But the great thing about the reissue is the bonus tracks that were added. Despite somewhat superfluous single edits of 'I Melt With You' and 'Someone's Calling', the rest of the bonus tracks are great and well worthwhile. Besides the longer (and superior) version of 'Life in the Gladhouse,' you get the two b-sides from the After the Snow sessions: the amazing should've been a-side 'The Prize' and the atmospheric eleven minute epic 'The Choicest View' which is just about as weird and willfully inaccessible as the band ever got.
It was a grassroots hit in the US until 'I Melt With You' was included on the soundtrack for Valley Girl. At which point, the popularity became too much for the young band and they inevitably pulled in different directions.
The follow-up to After the Snow was the also not to be missed, but not quite as great Ricochet Days (which may receive its own highlight in this column at some point in the future). The album had nothing as distinguishable and uniquely appealing as 'I Melt With You' and subsequent albums found frontman Robbie Grey trying to carry on the band himself and recapture the popularity that 'I Melt With You' brought him earlier on. He never was able to.
After the Snow is one of the best albums in the entire post-punk cannon. Easily one of my favorite albums ever, I still get a little annoyed when I bring up Modern English and all most people know is 'I Melt With You.'

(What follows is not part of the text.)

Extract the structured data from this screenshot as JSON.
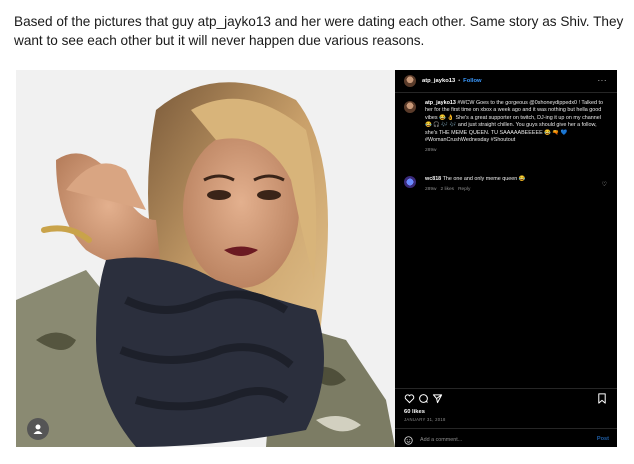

Any self-respecting new wave fan should know this album front to back.
It should go without saying that it gets the seal of approval: